[SOURCE DATA]
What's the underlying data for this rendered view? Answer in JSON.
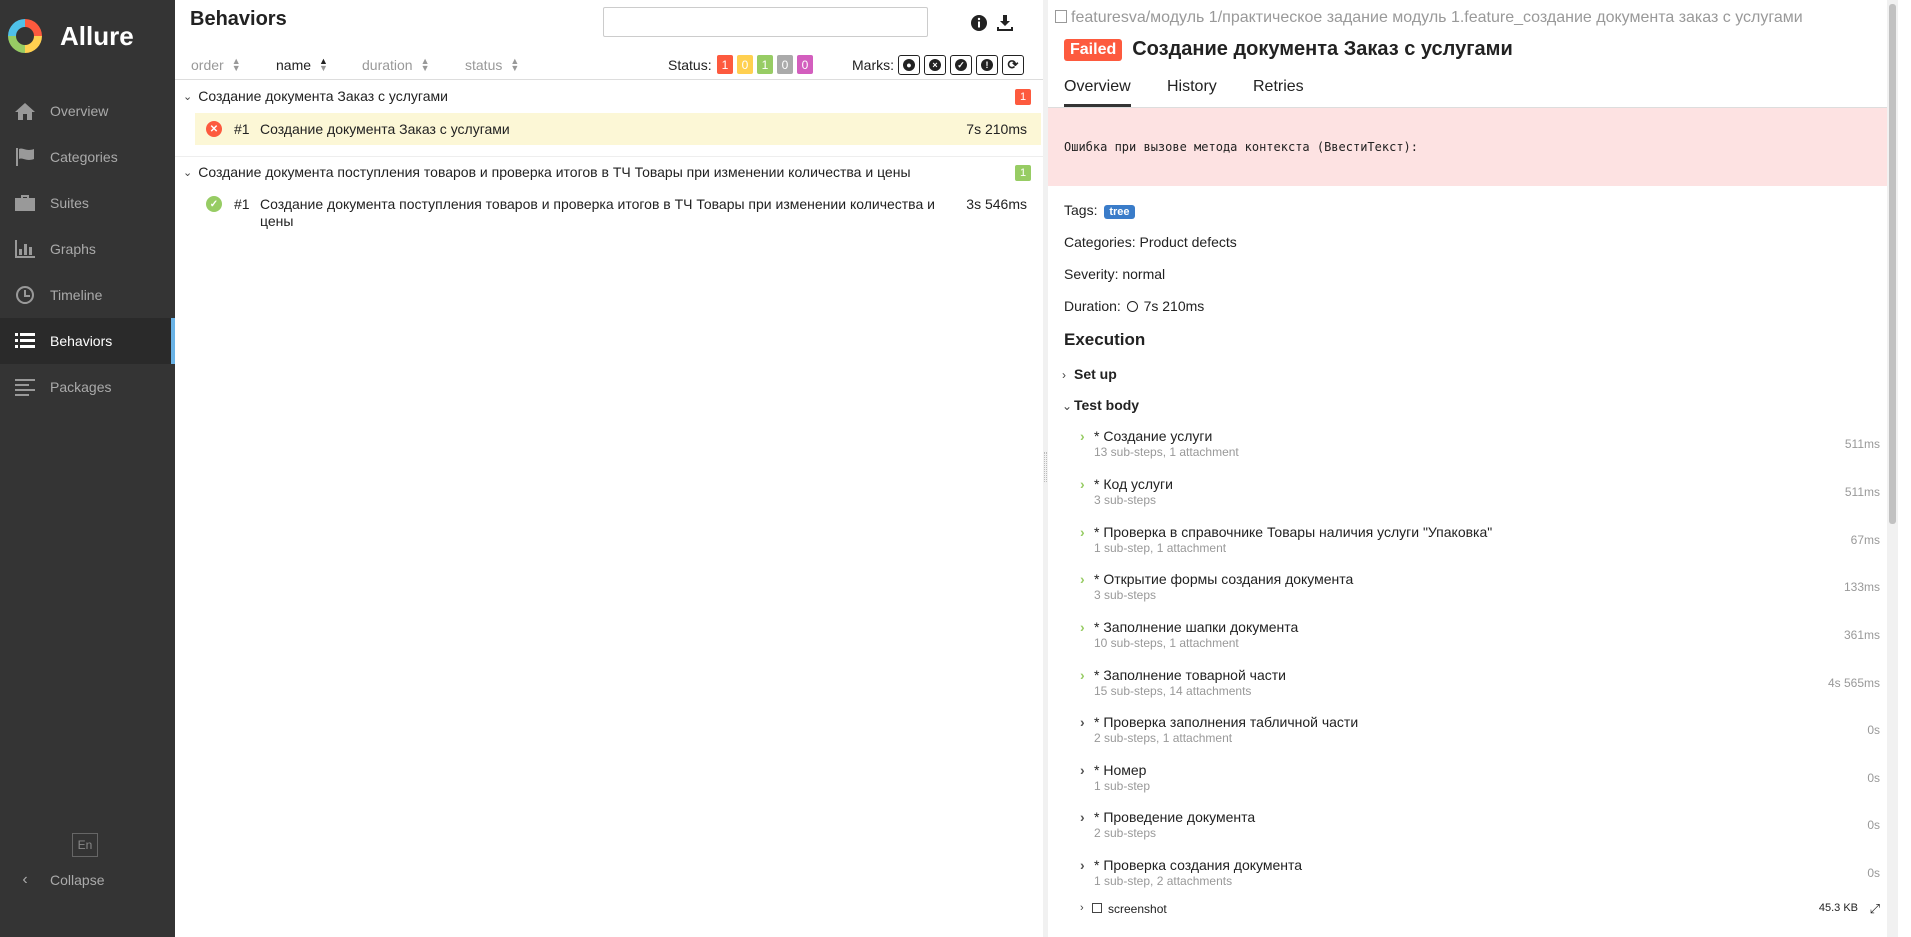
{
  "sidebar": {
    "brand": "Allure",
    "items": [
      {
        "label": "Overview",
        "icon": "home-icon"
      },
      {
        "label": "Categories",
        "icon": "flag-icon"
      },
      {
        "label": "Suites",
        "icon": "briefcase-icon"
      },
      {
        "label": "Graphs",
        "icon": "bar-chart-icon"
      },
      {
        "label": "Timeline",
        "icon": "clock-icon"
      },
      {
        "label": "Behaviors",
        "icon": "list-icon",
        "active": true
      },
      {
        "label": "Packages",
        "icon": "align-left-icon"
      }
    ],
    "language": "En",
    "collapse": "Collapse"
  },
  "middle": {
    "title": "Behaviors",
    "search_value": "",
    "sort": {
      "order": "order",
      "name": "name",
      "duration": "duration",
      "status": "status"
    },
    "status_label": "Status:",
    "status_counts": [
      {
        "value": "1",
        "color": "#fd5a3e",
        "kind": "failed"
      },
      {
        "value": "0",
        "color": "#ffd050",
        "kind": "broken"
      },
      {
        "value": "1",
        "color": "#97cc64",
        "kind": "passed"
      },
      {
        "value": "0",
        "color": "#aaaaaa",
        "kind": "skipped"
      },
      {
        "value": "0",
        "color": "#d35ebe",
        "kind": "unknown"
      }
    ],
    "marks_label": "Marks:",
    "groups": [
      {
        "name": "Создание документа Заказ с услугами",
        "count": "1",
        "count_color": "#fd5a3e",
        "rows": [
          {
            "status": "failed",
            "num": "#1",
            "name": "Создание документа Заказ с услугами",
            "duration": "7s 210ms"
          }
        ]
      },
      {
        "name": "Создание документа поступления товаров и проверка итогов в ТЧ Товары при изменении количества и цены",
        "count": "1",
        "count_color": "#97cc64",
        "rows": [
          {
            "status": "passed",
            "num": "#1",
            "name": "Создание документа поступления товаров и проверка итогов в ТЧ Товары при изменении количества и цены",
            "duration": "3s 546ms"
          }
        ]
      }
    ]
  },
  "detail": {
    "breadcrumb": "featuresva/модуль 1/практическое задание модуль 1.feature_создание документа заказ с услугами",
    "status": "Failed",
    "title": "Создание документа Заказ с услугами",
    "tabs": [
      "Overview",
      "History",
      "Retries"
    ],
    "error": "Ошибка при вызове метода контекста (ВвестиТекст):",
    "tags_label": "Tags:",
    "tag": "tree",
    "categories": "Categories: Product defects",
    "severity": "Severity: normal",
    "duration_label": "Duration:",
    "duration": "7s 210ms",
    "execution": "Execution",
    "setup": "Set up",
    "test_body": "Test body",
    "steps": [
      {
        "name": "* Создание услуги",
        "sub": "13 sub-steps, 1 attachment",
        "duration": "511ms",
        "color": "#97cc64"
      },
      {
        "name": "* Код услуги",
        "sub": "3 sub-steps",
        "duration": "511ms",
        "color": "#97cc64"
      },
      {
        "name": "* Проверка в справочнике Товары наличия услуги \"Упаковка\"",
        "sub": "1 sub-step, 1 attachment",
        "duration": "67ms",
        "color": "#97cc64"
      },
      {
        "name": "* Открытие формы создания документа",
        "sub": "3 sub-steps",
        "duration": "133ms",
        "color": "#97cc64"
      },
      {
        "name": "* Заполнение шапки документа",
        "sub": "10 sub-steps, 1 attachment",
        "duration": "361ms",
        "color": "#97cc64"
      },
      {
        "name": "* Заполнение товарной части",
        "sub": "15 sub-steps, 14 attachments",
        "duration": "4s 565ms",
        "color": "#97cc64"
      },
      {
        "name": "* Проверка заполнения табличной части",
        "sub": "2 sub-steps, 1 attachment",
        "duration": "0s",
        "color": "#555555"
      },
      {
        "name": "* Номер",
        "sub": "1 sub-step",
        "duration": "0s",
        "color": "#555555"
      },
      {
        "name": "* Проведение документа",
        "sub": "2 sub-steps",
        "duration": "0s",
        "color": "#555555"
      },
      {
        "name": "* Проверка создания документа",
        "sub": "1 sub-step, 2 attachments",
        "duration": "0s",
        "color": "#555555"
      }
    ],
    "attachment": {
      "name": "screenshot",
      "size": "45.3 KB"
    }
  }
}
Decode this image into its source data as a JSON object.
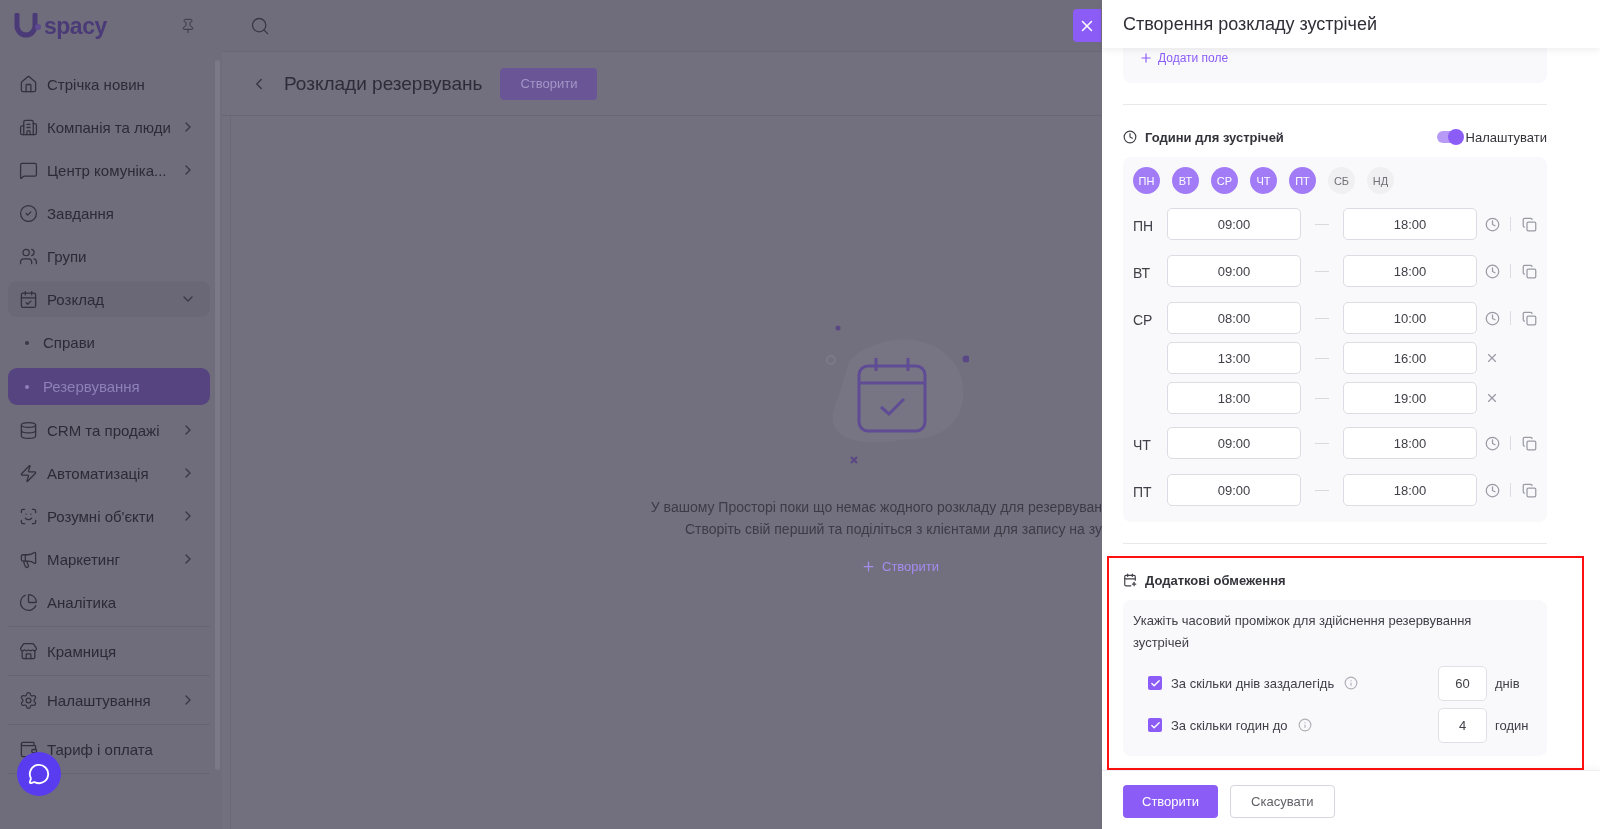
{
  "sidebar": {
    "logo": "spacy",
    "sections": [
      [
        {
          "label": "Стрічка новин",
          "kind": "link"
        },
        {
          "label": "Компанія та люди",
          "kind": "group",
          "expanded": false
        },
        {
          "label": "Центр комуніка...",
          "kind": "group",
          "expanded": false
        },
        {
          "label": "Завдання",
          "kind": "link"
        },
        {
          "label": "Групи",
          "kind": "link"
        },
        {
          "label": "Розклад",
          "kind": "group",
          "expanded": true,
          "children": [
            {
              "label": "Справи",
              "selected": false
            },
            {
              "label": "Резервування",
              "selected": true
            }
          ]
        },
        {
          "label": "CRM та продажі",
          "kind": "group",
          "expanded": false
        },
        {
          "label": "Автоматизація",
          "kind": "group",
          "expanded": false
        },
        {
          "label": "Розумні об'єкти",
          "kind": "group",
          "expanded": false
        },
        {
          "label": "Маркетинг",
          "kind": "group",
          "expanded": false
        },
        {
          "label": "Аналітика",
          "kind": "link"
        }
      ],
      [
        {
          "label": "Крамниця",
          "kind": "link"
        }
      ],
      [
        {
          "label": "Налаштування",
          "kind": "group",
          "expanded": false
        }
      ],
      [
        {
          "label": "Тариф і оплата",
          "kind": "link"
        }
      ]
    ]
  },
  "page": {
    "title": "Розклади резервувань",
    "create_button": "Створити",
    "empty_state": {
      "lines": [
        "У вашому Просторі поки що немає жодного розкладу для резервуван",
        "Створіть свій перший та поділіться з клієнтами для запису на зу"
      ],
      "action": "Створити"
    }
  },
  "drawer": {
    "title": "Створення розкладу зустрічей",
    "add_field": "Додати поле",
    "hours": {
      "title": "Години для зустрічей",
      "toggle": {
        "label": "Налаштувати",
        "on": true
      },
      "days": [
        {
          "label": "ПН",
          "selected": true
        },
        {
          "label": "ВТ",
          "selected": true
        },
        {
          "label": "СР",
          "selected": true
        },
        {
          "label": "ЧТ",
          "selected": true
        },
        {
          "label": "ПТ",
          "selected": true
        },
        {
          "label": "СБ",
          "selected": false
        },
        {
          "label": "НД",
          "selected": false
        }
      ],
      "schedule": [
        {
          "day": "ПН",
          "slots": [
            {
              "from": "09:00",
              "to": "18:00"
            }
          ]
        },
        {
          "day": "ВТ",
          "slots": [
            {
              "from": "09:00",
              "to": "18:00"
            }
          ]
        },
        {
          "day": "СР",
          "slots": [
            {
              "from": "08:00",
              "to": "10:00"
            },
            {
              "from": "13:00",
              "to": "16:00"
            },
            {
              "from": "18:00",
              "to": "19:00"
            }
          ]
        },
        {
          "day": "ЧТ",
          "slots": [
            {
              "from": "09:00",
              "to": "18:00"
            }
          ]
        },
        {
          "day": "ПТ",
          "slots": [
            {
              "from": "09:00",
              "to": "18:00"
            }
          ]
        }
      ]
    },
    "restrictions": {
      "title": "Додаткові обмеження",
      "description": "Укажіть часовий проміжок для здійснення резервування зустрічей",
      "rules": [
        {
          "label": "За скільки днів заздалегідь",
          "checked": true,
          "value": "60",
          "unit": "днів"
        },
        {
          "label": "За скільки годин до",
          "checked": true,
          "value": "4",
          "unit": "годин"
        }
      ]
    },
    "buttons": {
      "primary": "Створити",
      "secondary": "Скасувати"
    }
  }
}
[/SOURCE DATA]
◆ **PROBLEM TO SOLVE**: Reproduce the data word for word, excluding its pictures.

◆ **THE ANSWER**:
What's the underlying data for this rendered view? Answer in JSON.
{
  "sidebar": {
    "brand": "Allure",
    "items": [
      {
        "label": "Overview",
        "icon": "home-icon"
      },
      {
        "label": "Categories",
        "icon": "flag-icon"
      },
      {
        "label": "Suites",
        "icon": "briefcase-icon"
      },
      {
        "label": "Graphs",
        "icon": "bar-chart-icon"
      },
      {
        "label": "Timeline",
        "icon": "clock-icon"
      },
      {
        "label": "Behaviors",
        "icon": "list-icon",
        "active": true
      },
      {
        "label": "Packages",
        "icon": "align-left-icon"
      }
    ],
    "language": "En",
    "collapse": "Collapse"
  },
  "middle": {
    "title": "Behaviors",
    "search_value": "",
    "sort": {
      "order": "order",
      "name": "name",
      "duration": "duration",
      "status": "status"
    },
    "status_label": "Status:",
    "status_counts": [
      {
        "value": "1",
        "color": "#fd5a3e",
        "kind": "failed"
      },
      {
        "value": "0",
        "color": "#ffd050",
        "kind": "broken"
      },
      {
        "value": "1",
        "color": "#97cc64",
        "kind": "passed"
      },
      {
        "value": "0",
        "color": "#aaaaaa",
        "kind": "skipped"
      },
      {
        "value": "0",
        "color": "#d35ebe",
        "kind": "unknown"
      }
    ],
    "marks_label": "Marks:",
    "groups": [
      {
        "name": "Создание документа Заказ с услугами",
        "count": "1",
        "count_color": "#fd5a3e",
        "rows": [
          {
            "status": "failed",
            "num": "#1",
            "name": "Создание документа Заказ с услугами",
            "duration": "7s 210ms"
          }
        ]
      },
      {
        "name": "Создание документа поступления товаров и проверка итогов в ТЧ Товары при изменении количества и цены",
        "count": "1",
        "count_color": "#97cc64",
        "rows": [
          {
            "status": "passed",
            "num": "#1",
            "name": "Создание документа поступления товаров и проверка итогов в ТЧ Товары при изменении количества и цены",
            "duration": "3s 546ms"
          }
        ]
      }
    ]
  },
  "detail": {
    "breadcrumb": "featuresva/модуль 1/практическое задание модуль 1.feature_создание документа заказ с услугами",
    "status": "Failed",
    "title": "Создание документа Заказ с услугами",
    "tabs": [
      "Overview",
      "History",
      "Retries"
    ],
    "error": "Ошибка при вызове метода контекста (ВвестиТекст):",
    "tags_label": "Tags:",
    "tag": "tree",
    "categories": "Categories: Product defects",
    "severity": "Severity: normal",
    "duration_label": "Duration:",
    "duration": "7s 210ms",
    "execution": "Execution",
    "setup": "Set up",
    "test_body": "Test body",
    "steps": [
      {
        "name": "* Создание услуги",
        "sub": "13 sub-steps, 1 attachment",
        "duration": "511ms",
        "color": "#97cc64"
      },
      {
        "name": "* Код услуги",
        "sub": "3 sub-steps",
        "duration": "511ms",
        "color": "#97cc64"
      },
      {
        "name": "* Проверка в справочнике Товары наличия услуги \"Упаковка\"",
        "sub": "1 sub-step, 1 attachment",
        "duration": "67ms",
        "color": "#97cc64"
      },
      {
        "name": "* Открытие формы создания документа",
        "sub": "3 sub-steps",
        "duration": "133ms",
        "color": "#97cc64"
      },
      {
        "name": "* Заполнение шапки документа",
        "sub": "10 sub-steps, 1 attachment",
        "duration": "361ms",
        "color": "#97cc64"
      },
      {
        "name": "* Заполнение товарной части",
        "sub": "15 sub-steps, 14 attachments",
        "duration": "4s 565ms",
        "color": "#97cc64"
      },
      {
        "name": "* Проверка заполнения табличной части",
        "sub": "2 sub-steps, 1 attachment",
        "duration": "0s",
        "color": "#555555"
      },
      {
        "name": "* Номер",
        "sub": "1 sub-step",
        "duration": "0s",
        "color": "#555555"
      },
      {
        "name": "* Проведение документа",
        "sub": "2 sub-steps",
        "duration": "0s",
        "color": "#555555"
      },
      {
        "name": "* Проверка создания документа",
        "sub": "1 sub-step, 2 attachments",
        "duration": "0s",
        "color": "#555555"
      }
    ],
    "attachment": {
      "name": "screenshot",
      "size": "45.3 KB"
    }
  }
}
Decode this image into its source data as a JSON object.
{
  "sidebar": {
    "logo": "spacy",
    "sections": [
      [
        {
          "label": "Стрічка новин",
          "kind": "link"
        },
        {
          "label": "Компанія та люди",
          "kind": "group",
          "expanded": false
        },
        {
          "label": "Центр комуніка...",
          "kind": "group",
          "expanded": false
        },
        {
          "label": "Завдання",
          "kind": "link"
        },
        {
          "label": "Групи",
          "kind": "link"
        },
        {
          "label": "Розклад",
          "kind": "group",
          "expanded": true,
          "children": [
            {
              "label": "Справи",
              "selected": false
            },
            {
              "label": "Резервування",
              "selected": true
            }
          ]
        },
        {
          "label": "CRM та продажі",
          "kind": "group",
          "expanded": false
        },
        {
          "label": "Автоматизація",
          "kind": "group",
          "expanded": false
        },
        {
          "label": "Розумні об'єкти",
          "kind": "group",
          "expanded": false
        },
        {
          "label": "Маркетинг",
          "kind": "group",
          "expanded": false
        },
        {
          "label": "Аналітика",
          "kind": "link"
        }
      ],
      [
        {
          "label": "Крамниця",
          "kind": "link"
        }
      ],
      [
        {
          "label": "Налаштування",
          "kind": "group",
          "expanded": false
        }
      ],
      [
        {
          "label": "Тариф і оплата",
          "kind": "link"
        }
      ]
    ]
  },
  "page": {
    "title": "Розклади резервувань",
    "create_button": "Створити",
    "empty_state": {
      "lines": [
        "У вашому Просторі поки що немає жодного розкладу для резервуван",
        "Створіть свій перший та поділіться з клієнтами для запису на зу"
      ],
      "action": "Створити"
    }
  },
  "drawer": {
    "title": "Створення розкладу зустрічей",
    "add_field": "Додати поле",
    "hours": {
      "title": "Години для зустрічей",
      "toggle": {
        "label": "Налаштувати",
        "on": true
      },
      "days": [
        {
          "label": "ПН",
          "selected": true
        },
        {
          "label": "ВТ",
          "selected": true
        },
        {
          "label": "СР",
          "selected": true
        },
        {
          "label": "ЧТ",
          "selected": true
        },
        {
          "label": "ПТ",
          "selected": true
        },
        {
          "label": "СБ",
          "selected": false
        },
        {
          "label": "НД",
          "selected": false
        }
      ],
      "schedule": [
        {
          "day": "ПН",
          "slots": [
            {
              "from": "09:00",
              "to": "18:00"
            }
          ]
        },
        {
          "day": "ВТ",
          "slots": [
            {
              "from": "09:00",
              "to": "18:00"
            }
          ]
        },
        {
          "day": "СР",
          "slots": [
            {
              "from": "08:00",
              "to": "10:00"
            },
            {
              "from": "13:00",
              "to": "16:00"
            },
            {
              "from": "18:00",
              "to": "19:00"
            }
          ]
        },
        {
          "day": "ЧТ",
          "slots": [
            {
              "from": "09:00",
              "to": "18:00"
            }
          ]
        },
        {
          "day": "ПТ",
          "slots": [
            {
              "from": "09:00",
              "to": "18:00"
            }
          ]
        }
      ]
    },
    "restrictions": {
      "title": "Додаткові обмеження",
      "description": "Укажіть часовий проміжок для здійснення резервування зустрічей",
      "rules": [
        {
          "label": "За скільки днів заздалегідь",
          "checked": true,
          "value": "60",
          "unit": "днів"
        },
        {
          "label": "За скільки годин до",
          "checked": true,
          "value": "4",
          "unit": "годин"
        }
      ]
    },
    "buttons": {
      "primary": "Створити",
      "secondary": "Скасувати"
    }
  }
}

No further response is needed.